“I think few people get the opportunity to intimately understand how a company is run, and I feel fortunate to have been able to see what enterprise leadership and focus truly means,” says Short Bartie. “It was a humbling experience to realize the responsibility that comes with running a company, especially one with a mission that is so people-focused. It was almost like getting an MBA in real time, watching how Giovanni leads the organization, makes trade-off decisions, and really advances the mission of the organization. He demonstrated the power of intellect and compassion combined.”
She’s proud of the work she was able to focus on, not only in terms of operational effectiveness but also the accomplishments achieved with large societal issues—particularly those advancing health equity.
BMS’s increased focus on health equity has become a major cornerstone of its commitment to patient communities. This was reflected in initiatives such as the BMS Foundation’s work to increase the number of clinicians and clinical trial investigators from disadvantaged communities as well as the pledge to augment racial and ethnic diversity in clinical trials. Short Bartie points out that this ultimately leads to more culturally sensitive care and a better understanding of the specific health needs of these communities.

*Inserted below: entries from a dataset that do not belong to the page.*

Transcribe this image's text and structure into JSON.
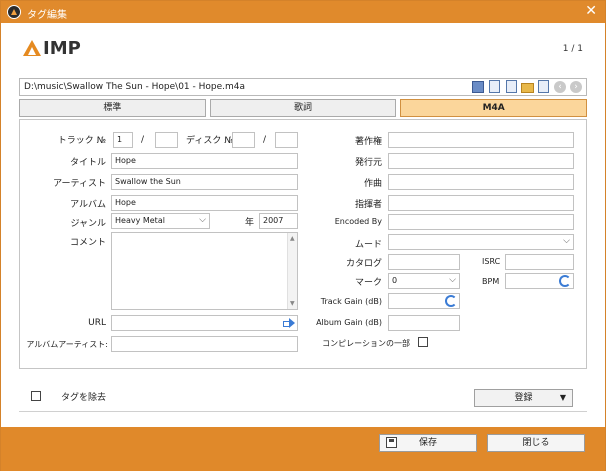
{
  "window": {
    "title": "タグ編集",
    "close_glyph": "✕"
  },
  "header": {
    "logo_text": "IMP",
    "page_count": "1 / 1"
  },
  "path": {
    "value": "D:\\music\\Swallow The Sun - Hope\\01 - Hope.m4a",
    "icons": [
      "tag-icon",
      "copy-icon",
      "paste-icon",
      "folder-icon",
      "save-icon",
      "prev-icon",
      "next-icon"
    ]
  },
  "tabs": [
    {
      "label": "標準"
    },
    {
      "label": "歌詞"
    },
    {
      "label": "M4A",
      "active": true
    }
  ],
  "left": {
    "track_label": "トラック №",
    "track_no": "1",
    "track_total": "",
    "slash": "/",
    "disc_label": "ディスク №",
    "disc_no": "",
    "disc_total": "",
    "title_label": "タイトル",
    "title": "Hope",
    "artist_label": "アーティスト",
    "artist": "Swallow the Sun",
    "album_label": "アルバム",
    "album": "Hope",
    "genre_label": "ジャンル",
    "genre": "Heavy Metal",
    "year_label": "年",
    "year": "2007",
    "comment_label": "コメント",
    "comment": "",
    "url_label": "URL",
    "url": "",
    "album_artist_label": "アルバムアーティスト:",
    "album_artist": ""
  },
  "right": {
    "copyright_label": "著作権",
    "publisher_label": "発行元",
    "composer_label": "作曲",
    "conductor_label": "指揮者",
    "encoded_by_label": "Encoded By",
    "mood_label": "ムード",
    "catalog_label": "カタログ",
    "isrc_label": "ISRC",
    "mark_label": "マーク",
    "mark": "0",
    "bpm_label": "BPM",
    "track_gain_label": "Track Gain (dB)",
    "album_gain_label": "Album Gain (dB)",
    "compilation_label": "コンピレーションの一部"
  },
  "bottom": {
    "remove_tags_label": "タグを除去",
    "register_label": "登録",
    "dropdown_glyph": "▼"
  },
  "footer": {
    "save_label": "保存",
    "close_label": "閉じる"
  },
  "colors": {
    "accent": "#e08a2c",
    "active_tab": "#fbd69b",
    "icon_blue": "#3a7bd5"
  }
}
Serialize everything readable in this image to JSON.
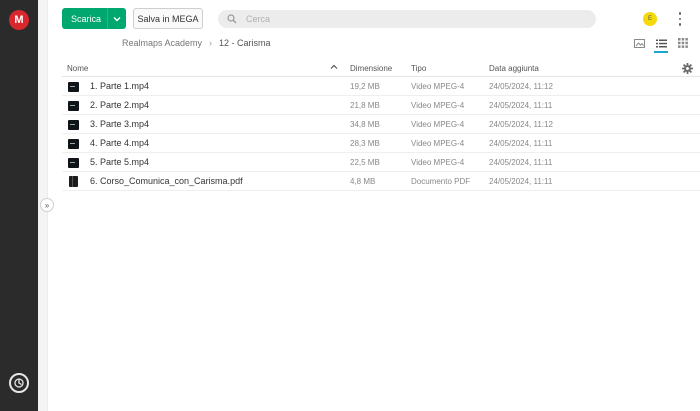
{
  "app": {
    "logo_letter": "M"
  },
  "toolbar": {
    "download_label": "Scarica",
    "save_label": "Salva in MEGA",
    "search_placeholder": "Cerca",
    "avatar_initial": "E"
  },
  "breadcrumb": {
    "parent": "Realmaps Academy",
    "current": "12 - Carisma"
  },
  "table": {
    "headers": {
      "name": "Nome",
      "size": "Dimensione",
      "type": "Tipo",
      "date": "Data aggiunta"
    },
    "rows": [
      {
        "name": "1. Parte 1.mp4",
        "size": "19,2 MB",
        "type": "Video MPEG-4",
        "date": "24/05/2024, 11:12",
        "icon": "video-thumbnail"
      },
      {
        "name": "2. Parte 2.mp4",
        "size": "21,8 MB",
        "type": "Video MPEG-4",
        "date": "24/05/2024, 11:11",
        "icon": "video-thumbnail"
      },
      {
        "name": "3. Parte 3.mp4",
        "size": "34,8 MB",
        "type": "Video MPEG-4",
        "date": "24/05/2024, 11:12",
        "icon": "video-thumbnail"
      },
      {
        "name": "4. Parte 4.mp4",
        "size": "28,3 MB",
        "type": "Video MPEG-4",
        "date": "24/05/2024, 11:11",
        "icon": "video-thumbnail"
      },
      {
        "name": "5. Parte 5.mp4",
        "size": "22,5 MB",
        "type": "Video MPEG-4",
        "date": "24/05/2024, 11:11",
        "icon": "video-thumbnail"
      },
      {
        "name": "6. Corso_Comunica_con_Carisma.pdf",
        "size": "4,8 MB",
        "type": "Documento PDF",
        "date": "24/05/2024, 11:11",
        "icon": "pdf-thumbnail"
      }
    ]
  },
  "colors": {
    "brand": "#d9272e",
    "download": "#00a870",
    "sidebar": "#2b2b2b",
    "active_view": "#1aa8c9",
    "avatar": "#f5d90a"
  }
}
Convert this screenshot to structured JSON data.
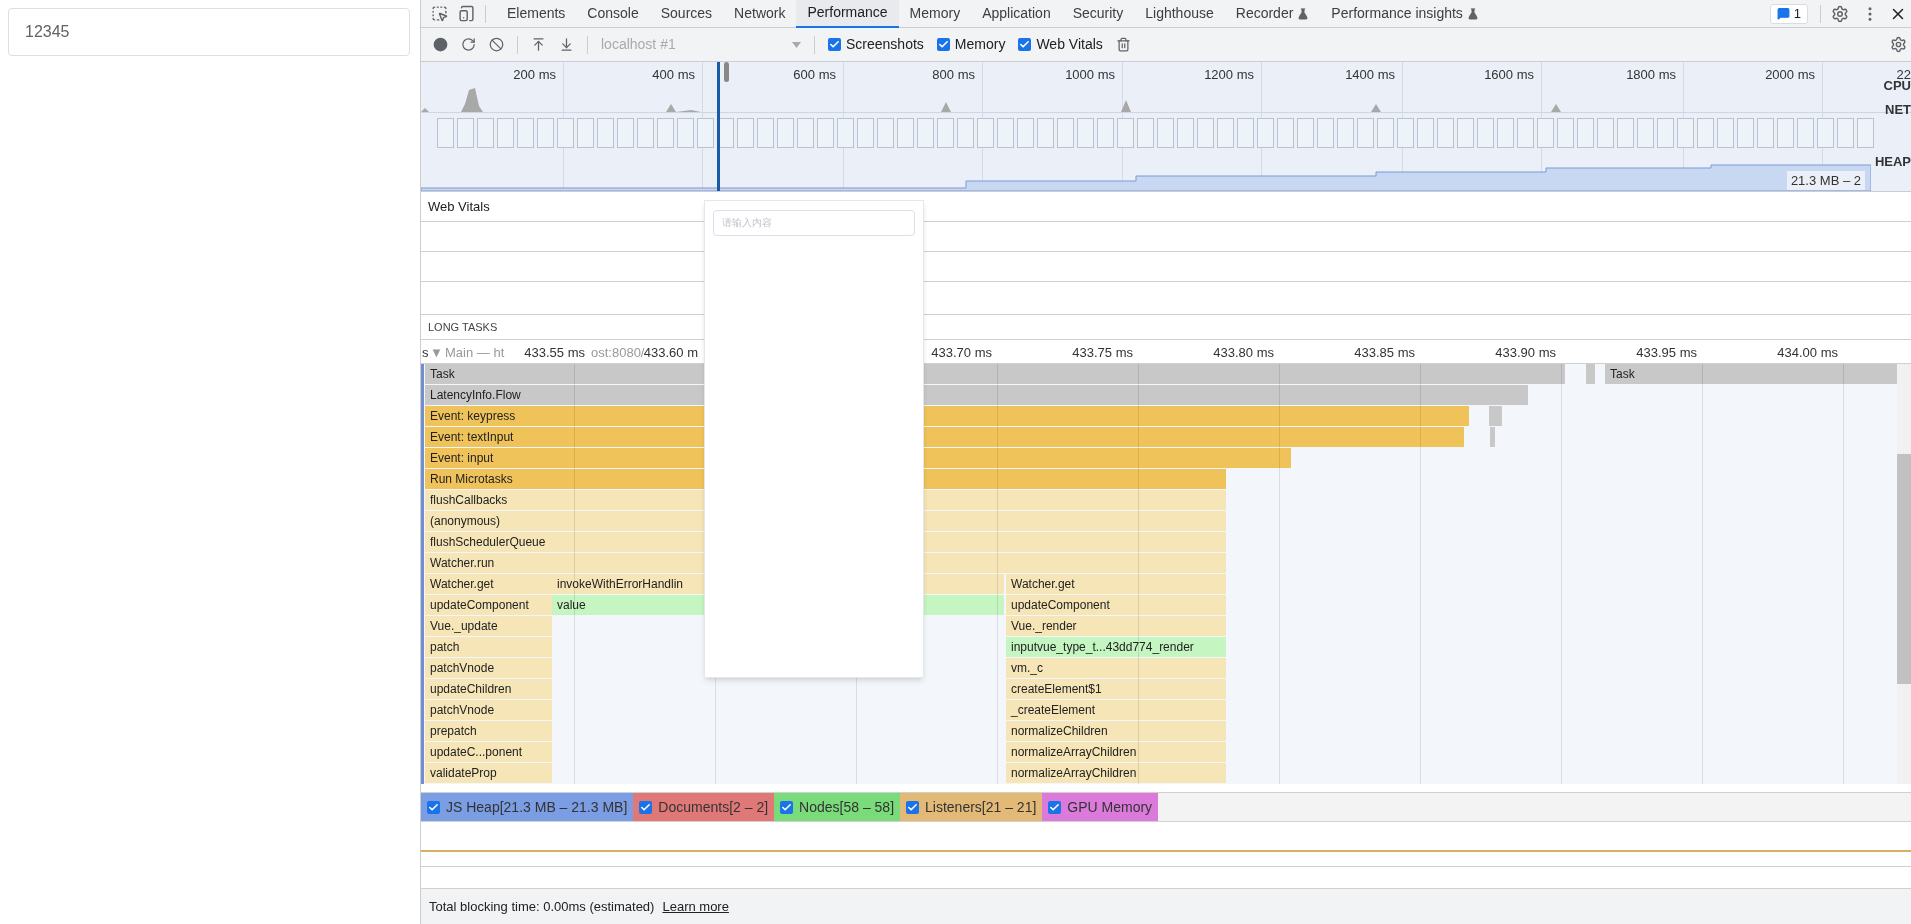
{
  "page": {
    "input_value": "12345"
  },
  "devtools": {
    "tabs": [
      {
        "label": "Elements",
        "selected": false,
        "experimental": false
      },
      {
        "label": "Console",
        "selected": false,
        "experimental": false
      },
      {
        "label": "Sources",
        "selected": false,
        "experimental": false
      },
      {
        "label": "Network",
        "selected": false,
        "experimental": false
      },
      {
        "label": "Performance",
        "selected": true,
        "experimental": false
      },
      {
        "label": "Memory",
        "selected": false,
        "experimental": false
      },
      {
        "label": "Application",
        "selected": false,
        "experimental": false
      },
      {
        "label": "Security",
        "selected": false,
        "experimental": false
      },
      {
        "label": "Lighthouse",
        "selected": false,
        "experimental": false
      },
      {
        "label": "Recorder",
        "selected": false,
        "experimental": true
      },
      {
        "label": "Performance insights",
        "selected": false,
        "experimental": true
      }
    ],
    "issues_count": "1",
    "toolbar": {
      "profile_select": "localhost #1",
      "checkboxes": [
        {
          "label": "Screenshots",
          "checked": true
        },
        {
          "label": "Memory",
          "checked": true
        },
        {
          "label": "Web Vitals",
          "checked": true
        }
      ]
    },
    "overview": {
      "time_labels": [
        "200 ms",
        "400 ms",
        "600 ms",
        "800 ms",
        "1000 ms",
        "1200 ms",
        "1400 ms",
        "1600 ms",
        "1800 ms",
        "2000 ms",
        "22"
      ],
      "track_labels": [
        "CPU",
        "NET",
        "HEAP"
      ],
      "heap_range": "21.3 MB – 2"
    },
    "web_vitals": {
      "title": "Web Vitals"
    },
    "long_tasks": {
      "title": "LONG TASKS"
    },
    "flame_chart": {
      "cut_prefix": "s",
      "expand_glyph": "▼",
      "track_label": "Main — ht",
      "track_label_tail": "ost:8080/",
      "ruler": [
        "433.55 ms",
        "433.60 m",
        "433.70 ms",
        "433.75 ms",
        "433.80 ms",
        "433.85 ms",
        "433.90 ms",
        "433.95 ms",
        "434.00 ms"
      ],
      "rows": [
        {
          "entries": [
            {
              "label": "Task",
              "kind": "task"
            },
            {
              "kind": "task"
            },
            {
              "label": "Task",
              "kind": "task"
            }
          ]
        },
        {
          "entries": [
            {
              "label": "LatencyInfo.Flow",
              "kind": "task"
            }
          ]
        },
        {
          "entries": [
            {
              "label": "Event: keypress",
              "kind": "event"
            },
            {
              "kind": "task"
            }
          ]
        },
        {
          "entries": [
            {
              "label": "Event: textInput",
              "kind": "event"
            },
            {
              "kind": "task"
            }
          ]
        },
        {
          "entries": [
            {
              "label": "Event: input",
              "kind": "event"
            }
          ]
        },
        {
          "entries": [
            {
              "label": "Run Microtasks",
              "kind": "event"
            }
          ]
        },
        {
          "entries": [
            {
              "label": "flushCallbacks",
              "kind": "script"
            }
          ]
        },
        {
          "entries": [
            {
              "label": "(anonymous)",
              "kind": "script"
            }
          ]
        },
        {
          "entries": [
            {
              "label": "flushSchedulerQueue",
              "kind": "script"
            }
          ]
        },
        {
          "entries": [
            {
              "label": "Watcher.run",
              "kind": "script"
            }
          ]
        },
        {
          "entries": [
            {
              "label": "Watcher.get",
              "kind": "script"
            },
            {
              "label": "invokeWithErrorHandlin",
              "kind": "script"
            },
            {
              "label": "Watcher.get",
              "kind": "script"
            }
          ]
        },
        {
          "entries": [
            {
              "label": "updateComponent",
              "kind": "script"
            },
            {
              "label": "value",
              "kind": "code"
            },
            {
              "label": "updateComponent",
              "kind": "script"
            }
          ]
        },
        {
          "entries": [
            {
              "label": "Vue._update",
              "kind": "script"
            },
            {
              "label": "Vue._render",
              "kind": "script"
            }
          ]
        },
        {
          "entries": [
            {
              "label": "patch",
              "kind": "script"
            },
            {
              "label": "inputvue_type_t...43dd774_render",
              "kind": "code"
            }
          ]
        },
        {
          "entries": [
            {
              "label": "patchVnode",
              "kind": "script"
            },
            {
              "label": "vm._c",
              "kind": "script"
            }
          ]
        },
        {
          "entries": [
            {
              "label": "updateChildren",
              "kind": "script"
            },
            {
              "label": "createElement$1",
              "kind": "script"
            }
          ]
        },
        {
          "entries": [
            {
              "label": "patchVnode",
              "kind": "script"
            },
            {
              "label": "_createElement",
              "kind": "script"
            }
          ]
        },
        {
          "entries": [
            {
              "label": "prepatch",
              "kind": "script"
            },
            {
              "label": "normalizeChildren",
              "kind": "script"
            }
          ]
        },
        {
          "entries": [
            {
              "label": "updateC...ponent",
              "kind": "script"
            },
            {
              "label": "normalizeArrayChildren",
              "kind": "script"
            }
          ]
        },
        {
          "entries": [
            {
              "label": "validateProp",
              "kind": "script"
            },
            {
              "label": "normalizeArrayChildren",
              "kind": "script"
            }
          ]
        }
      ]
    },
    "counters": [
      {
        "label": "JS Heap[21.3 MB – 21.3 MB]",
        "checked": true,
        "color": "#7b9de3"
      },
      {
        "label": "Documents[2 – 2]",
        "checked": true,
        "color": "#e07878"
      },
      {
        "label": "Nodes[58 – 58]",
        "checked": true,
        "color": "#7adb7a"
      },
      {
        "label": "Listeners[21 – 21]",
        "checked": true,
        "color": "#e3b978"
      },
      {
        "label": "GPU Memory",
        "checked": true,
        "color": "#dc7adc"
      }
    ],
    "popup": {
      "placeholder": "请输入内容"
    },
    "footer": {
      "text": "Total blocking time: 0.00ms (estimated)",
      "link": "Learn more"
    }
  }
}
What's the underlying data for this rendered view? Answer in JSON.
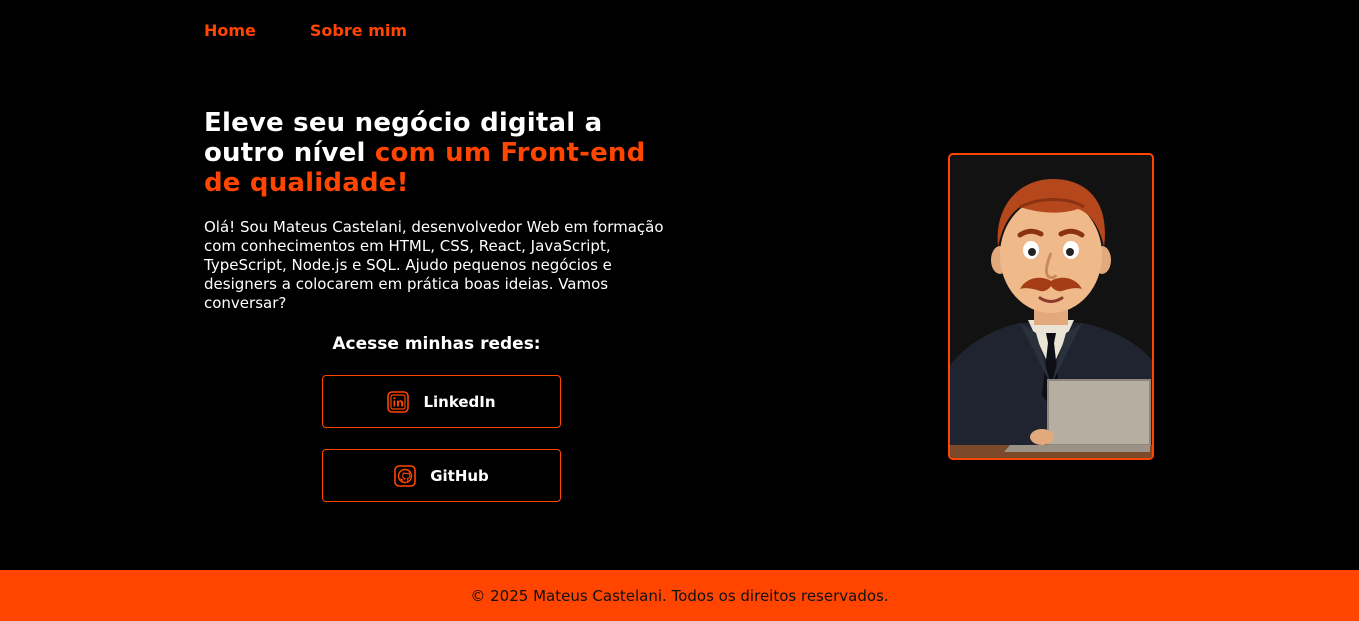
{
  "nav": {
    "items": [
      {
        "label": "Home"
      },
      {
        "label": "Sobre mim"
      }
    ]
  },
  "hero": {
    "headline_part1": "Eleve seu negócio digital a outro nível ",
    "headline_accent": "com um Front-end de qualidade!",
    "intro": "Olá! Sou Mateus Castelani, desenvolvedor Web em formação com conhecimentos em HTML, CSS, React, JavaScript, TypeScript, Node.js e SQL. Ajudo pequenos negócios e designers a colocarem em prática boas ideias. Vamos conversar?"
  },
  "social": {
    "title": "Acesse minhas redes:",
    "links": [
      {
        "label": "LinkedIn",
        "icon": "linkedin-icon"
      },
      {
        "label": "GitHub",
        "icon": "github-icon"
      }
    ]
  },
  "footer": {
    "text": "© 2025 Mateus Castelani. Todos os direitos reservados."
  },
  "colors": {
    "background": "#000000",
    "accent": "#ff4500",
    "text": "#ffffff"
  }
}
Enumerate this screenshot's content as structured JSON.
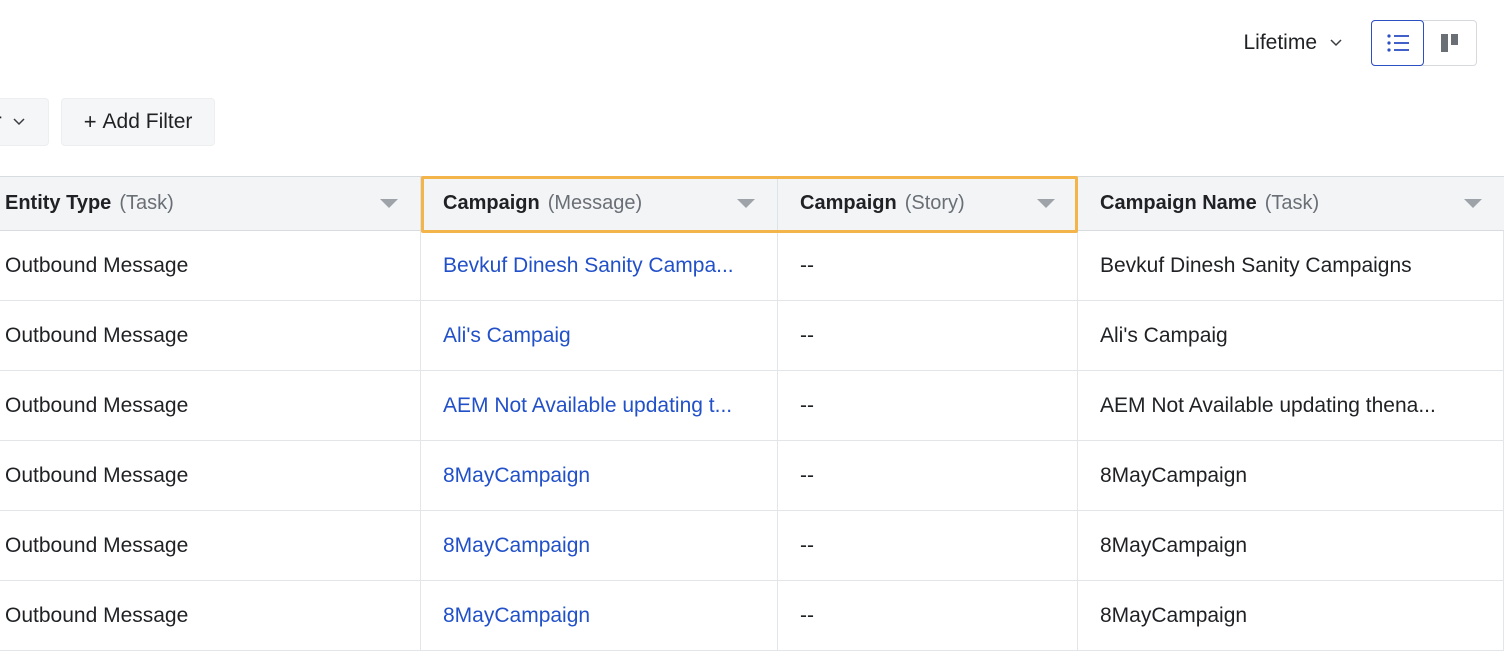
{
  "header": {
    "date_range": "Lifetime",
    "view_toggle": [
      {
        "name": "list-view",
        "icon": "list-icon",
        "active": true
      },
      {
        "name": "board-view",
        "icon": "columns-icon",
        "active": false
      }
    ]
  },
  "filters": {
    "partial_chip_label": "er",
    "add_filter_label": "Add Filter",
    "add_filter_plus": "+"
  },
  "table": {
    "columns": [
      {
        "title": "Entity Type",
        "context": "(Task)"
      },
      {
        "title": "Campaign",
        "context": "(Message)"
      },
      {
        "title": "Campaign",
        "context": "(Story)"
      },
      {
        "title": "Campaign Name",
        "context": "(Task)"
      }
    ],
    "rows": [
      {
        "entity_type": "Outbound Message",
        "campaign_message": "Bevkuf Dinesh Sanity Campa...",
        "campaign_story": "--",
        "campaign_name": "Bevkuf Dinesh Sanity Campaigns"
      },
      {
        "entity_type": "Outbound Message",
        "campaign_message": "Ali's Campaig",
        "campaign_story": "--",
        "campaign_name": "Ali's Campaig"
      },
      {
        "entity_type": "Outbound Message",
        "campaign_message": "AEM Not Available updating t...",
        "campaign_story": "--",
        "campaign_name": "AEM Not Available updating thena..."
      },
      {
        "entity_type": "Outbound Message",
        "campaign_message": "8MayCampaign",
        "campaign_story": "--",
        "campaign_name": "8MayCampaign"
      },
      {
        "entity_type": "Outbound Message",
        "campaign_message": "8MayCampaign",
        "campaign_story": "--",
        "campaign_name": "8MayCampaign"
      },
      {
        "entity_type": "Outbound Message",
        "campaign_message": "8MayCampaign",
        "campaign_story": "--",
        "campaign_name": "8MayCampaign"
      }
    ]
  },
  "colors": {
    "link": "#2150c8",
    "highlight": "#f3b54a",
    "active_toggle": "#2d4fc4",
    "header_bg": "#f3f4f6"
  }
}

By including more diverse populations in clinical trials, BMS is working to ensure that the results of these studies are relevant to a wider range of people, providing potentially better outcomes to entire patient populations.
Another one of BMS’s commitments in this area, and one the company was very vocal about, was a pledge to invest $1 billion in supplier diversity by 2025, a goal proudly achieved in 2022.
“It’s gratifying to see a corporation infuse money into communities to help businesses be successful. But when you think about it through the lens of diverse suppliers, many of these businesses are small,” says Short Bartie. “To be able to have a contract with a company like BMS and serve the community at a larger scale, [it] can make the difference between a successful business and one that struggles. So, that investment in the community is something I am incredibly proud of.”
Short Bartie is pleased with the progress the industry has made and is optimistic about the future. However, she is also well aware that there is a lot more work to be done.
“I think the speed at which innovation occurs in the industry is staggering. Over the past 20 years, we’ve gone from celebrating a treatment that was able to provide a few more months of life to new therapies that are allowing patients to live for years,” she says. “Conditions that once had a death sentence attached have evolved into manageable chronic conditions. In some instances, we have seen conditions that were once fatal become curable.”
In the context of cancer, as innovation continues (particularly in areas that still have high unmet needs), Short Bartie would love to see the healthcare industry finally be able to use the word “cure” regularly.
Short Bartie has a lot of admirers, but anecdotes from the outgoing Caforio and her daughter, Madison, sum up her wide-ranging skill sets as a leader.
“Wendy’s visionary leadership is invaluable to our company. She is a passionate, patient-centered, people-focused business leader,” Caforio tells Pharm Exec®. “While I miss her day-to-day counsel, I am so proud to see her take on responsibility for our hematology and cell therapy portfolio. I know she will continue to do great things for patients and for Bristol Myers Squibb.”
A few years back, Short Bartie found herself on a professional excursion in Japan where she says she was treated as though she was not worthy. She woke up one morning during the trip to the following message from her daughter, then 11, who offered pretty astute advice that Short Bartie has shared with everyone from friends to mentees since: “Hi Mom, I just want you to know that you deserve to be in the room. You deserve to have a seat at the table. And you deserve to have your voice heard. Dad told me that, and I thought you could use that advice, too.”
Fran Pollaro is a senior editor for Pharmaceutical Executive®.